Criminal gangs are diverting hundreds of millions of pounds worth of prescription drugs into the black market, according to a recent BBC File on 4 report.

Gangs have tricked or bribed pharmacists and medicine wholesalers for access to close to 160 million tablets over a three year period, the report found, with anxiety and insomnia drugs such as diazepam and zoplicone among those being distributed illegally. The tablets diverted into the black market during this period had a street value of up to £200 million.

The Medicines and Healthcare products Regulatory Agency investigated the issue, leading to 41 arrests including those of five pharmacists. An intelligence document seen by BBC reporters reveals that criminal activity is concentrated in the north west of England, and that the network extends through the Potteries to the Midlands and London.

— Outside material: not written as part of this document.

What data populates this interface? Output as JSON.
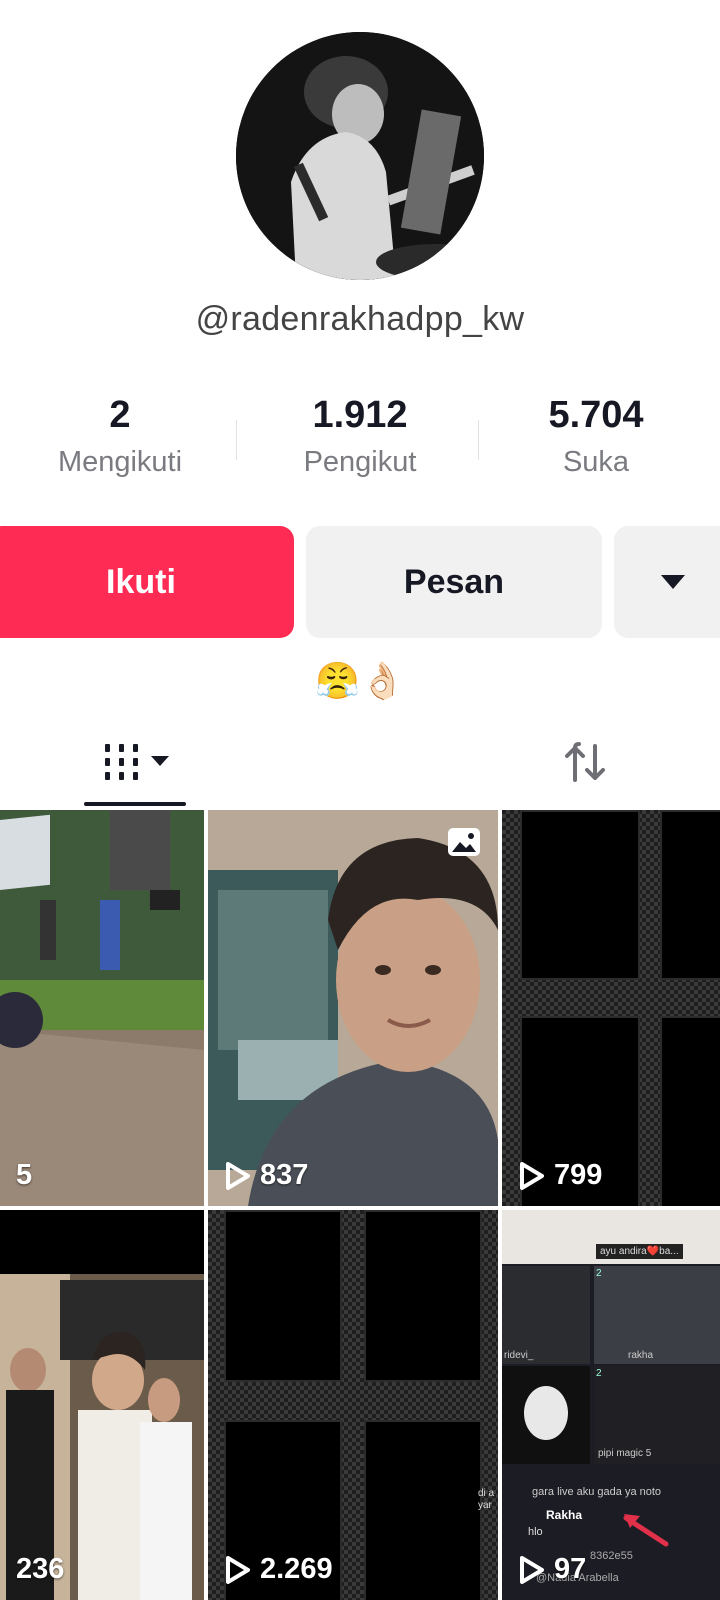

A Home Office official told the BBC that “tough enforcement is a fundamental part of the strategy and we are taking coordinated action to tackle illegal drug use alongside other criminal activity.”

"A huge business"

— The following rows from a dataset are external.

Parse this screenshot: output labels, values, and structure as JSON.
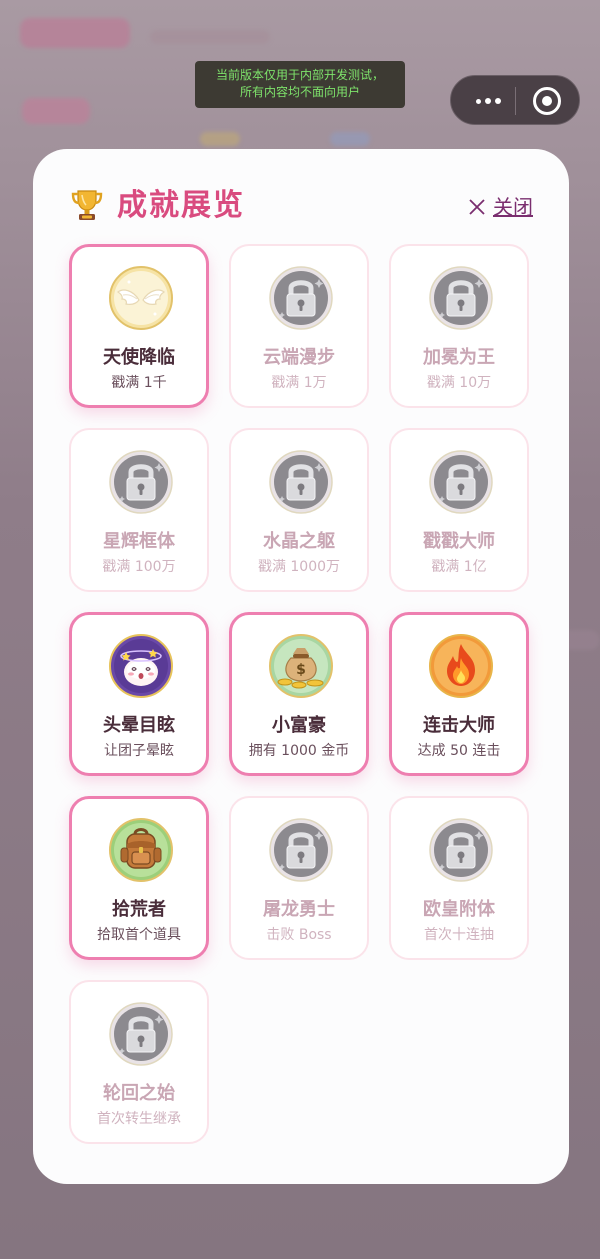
{
  "notice": {
    "line1": "当前版本仅用于内部开发测试，",
    "line2": "所有内容均不面向用户"
  },
  "modal": {
    "title": "成就展览",
    "title_icon": "trophy-icon",
    "close_label": "关闭"
  },
  "colors": {
    "title": "#d94b7f",
    "unlocked_border": "#ee7fb0",
    "locked_border": "#fbe3ea",
    "locked_text": "#c9a6b4"
  },
  "achievements": [
    {
      "name": "天使降临",
      "desc": "戳满 1千",
      "unlocked": true,
      "icon": "angel-wings-icon"
    },
    {
      "name": "云端漫步",
      "desc": "戳满 1万",
      "unlocked": false,
      "icon": "lock-icon"
    },
    {
      "name": "加冕为王",
      "desc": "戳满 10万",
      "unlocked": false,
      "icon": "lock-icon"
    },
    {
      "name": "星辉框体",
      "desc": "戳满 100万",
      "unlocked": false,
      "icon": "lock-icon"
    },
    {
      "name": "水晶之躯",
      "desc": "戳满 1000万",
      "unlocked": false,
      "icon": "lock-icon"
    },
    {
      "name": "戳戳大师",
      "desc": "戳满 1亿",
      "unlocked": false,
      "icon": "lock-icon"
    },
    {
      "name": "头晕目眩",
      "desc": "让团子晕眩",
      "unlocked": true,
      "icon": "dizzy-dumpling-icon"
    },
    {
      "name": "小富豪",
      "desc": "拥有 1000 金币",
      "unlocked": true,
      "icon": "money-bag-icon"
    },
    {
      "name": "连击大师",
      "desc": "达成 50 连击",
      "unlocked": true,
      "icon": "fire-icon"
    },
    {
      "name": "拾荒者",
      "desc": "拾取首个道具",
      "unlocked": true,
      "icon": "backpack-icon"
    },
    {
      "name": "屠龙勇士",
      "desc": "击败 Boss",
      "unlocked": false,
      "icon": "lock-icon"
    },
    {
      "name": "欧皇附体",
      "desc": "首次十连抽",
      "unlocked": false,
      "icon": "lock-icon"
    },
    {
      "name": "轮回之始",
      "desc": "首次转生继承",
      "unlocked": false,
      "icon": "lock-icon"
    }
  ]
}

MHRA enforcement head Alastair Jeffrey told the programme: “A typical example would be a wholesaler dealer or pharmacist ordering vast amounts of these particular types of medicines on behalf of the criminal who would then sell them generally on the internet.

"They have a sales team, a distribution team – this is a huge business and there is a massive amount of criminal profit to be made."

Three of the gang-run websites sold £55 million worth of prescription drugs over a 12-15 month period, with one found to be shifting 15,000  packs of zoplicone a day - worth as much as £505,950. One MHRA raid led to the recovery of over two million tablets.

MHRA's "absolute priority"

Mr Jeffrey commented that the MHRA "has responsibility for regulating the supply chain, and it is our absolute priority to make sure that supply chain is secure.”

Commenting on members of the public who are buying medicines from the illegal websites. Mr Jeffrey said many of them “are just general members of the public, holding down good jobs, getting on with their lives who have unfortunately fallen into this type of drug use.”

“We are talking about thousands and thousands of people potentially that need some assistance,” Mr Jeffrey said.

Recommended

Boots union ballot latest: voting period extended

The voting period in the Boots union vote has been extended amid concerns about the quality of supplied address data

NHS moves to tackle medication errors

To help the NHS monitor medication errors, a series of indicators are being introduced to show whether a prescription ma...